Send back the records exactly as written, with no images.

Top of Data for this task

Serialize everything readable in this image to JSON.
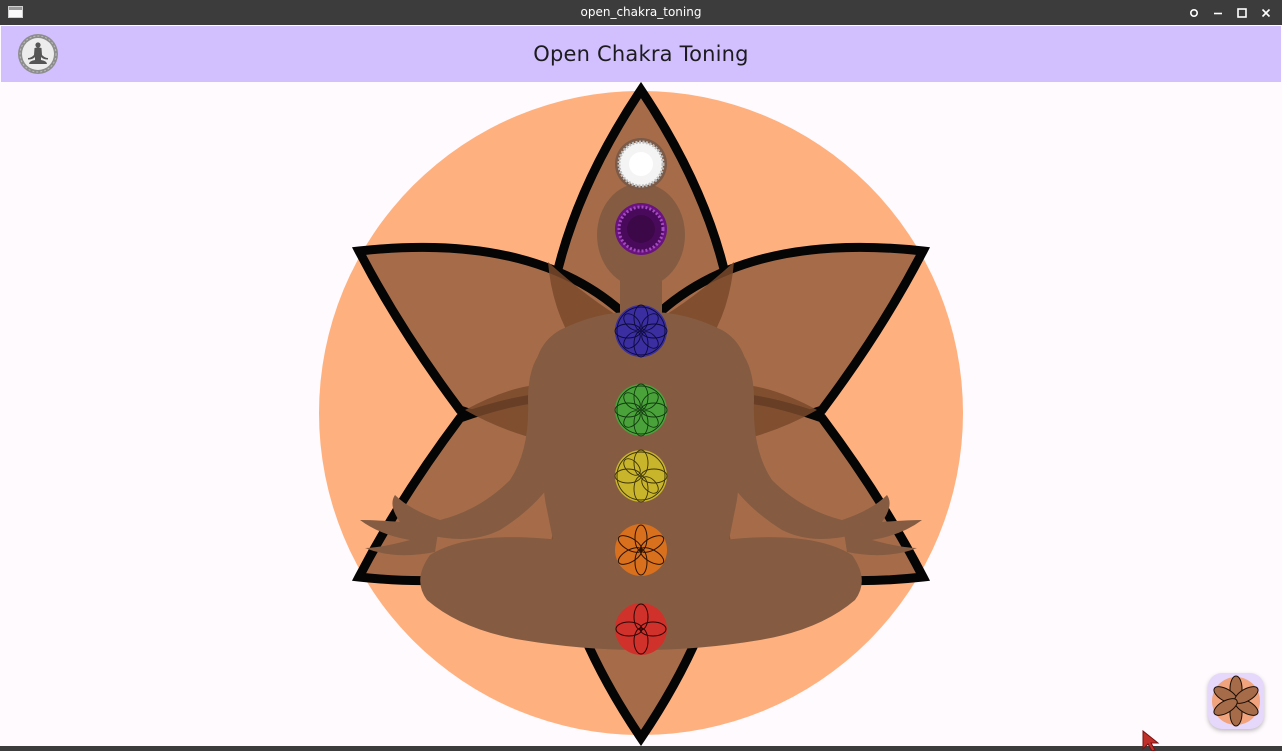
{
  "window": {
    "title": "open_chakra_toning",
    "controls": [
      "settings-icon",
      "minimize-icon",
      "maximize-icon",
      "close-icon"
    ]
  },
  "appbar": {
    "title": "Open Chakra Toning",
    "logo_icon": "meditation-logo-icon"
  },
  "illustration": {
    "background_circle_color": "#ffb07f",
    "petal_color": "#a66c4a",
    "petal_overlap_color": "#7a4a2c",
    "figure_color": "#855c42",
    "figure_icon": "meditating-figure-icon",
    "chakras": [
      {
        "name": "crown",
        "color": "#f2f2f2",
        "icon": "crown-chakra-icon"
      },
      {
        "name": "third-eye",
        "color": "#4a0a5c",
        "icon": "third-eye-chakra-icon"
      },
      {
        "name": "throat",
        "color": "#3a2ea0",
        "icon": "throat-chakra-icon"
      },
      {
        "name": "heart",
        "color": "#4aa33a",
        "icon": "heart-chakra-icon"
      },
      {
        "name": "solar-plexus",
        "color": "#c9b52c",
        "icon": "solar-plexus-chakra-icon"
      },
      {
        "name": "sacral",
        "color": "#d8701e",
        "icon": "sacral-chakra-icon"
      },
      {
        "name": "root",
        "color": "#d0312a",
        "icon": "root-chakra-icon"
      }
    ]
  },
  "fab": {
    "icon": "lotus-flower-icon"
  },
  "colors": {
    "titlebar": "#3c3c3c",
    "appbar": "#d1c0fd",
    "background": "#fefafd"
  }
}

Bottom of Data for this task

**Task response**
Serialize everything readable in this image to JSON.
{
  "window": {
    "title": "open_chakra_toning",
    "controls": [
      "settings-icon",
      "minimize-icon",
      "maximize-icon",
      "close-icon"
    ]
  },
  "appbar": {
    "title": "Open Chakra Toning",
    "logo_icon": "meditation-logo-icon"
  },
  "illustration": {
    "background_circle_color": "#ffb07f",
    "petal_color": "#a66c4a",
    "petal_overlap_color": "#7a4a2c",
    "figure_color": "#855c42",
    "figure_icon": "meditating-figure-icon",
    "chakras": [
      {
        "name": "crown",
        "color": "#f2f2f2",
        "icon": "crown-chakra-icon"
      },
      {
        "name": "third-eye",
        "color": "#4a0a5c",
        "icon": "third-eye-chakra-icon"
      },
      {
        "name": "throat",
        "color": "#3a2ea0",
        "icon": "throat-chakra-icon"
      },
      {
        "name": "heart",
        "color": "#4aa33a",
        "icon": "heart-chakra-icon"
      },
      {
        "name": "solar-plexus",
        "color": "#c9b52c",
        "icon": "solar-plexus-chakra-icon"
      },
      {
        "name": "sacral",
        "color": "#d8701e",
        "icon": "sacral-chakra-icon"
      },
      {
        "name": "root",
        "color": "#d0312a",
        "icon": "root-chakra-icon"
      }
    ]
  },
  "fab": {
    "icon": "lotus-flower-icon"
  },
  "colors": {
    "titlebar": "#3c3c3c",
    "appbar": "#d1c0fd",
    "background": "#fefafd"
  }
}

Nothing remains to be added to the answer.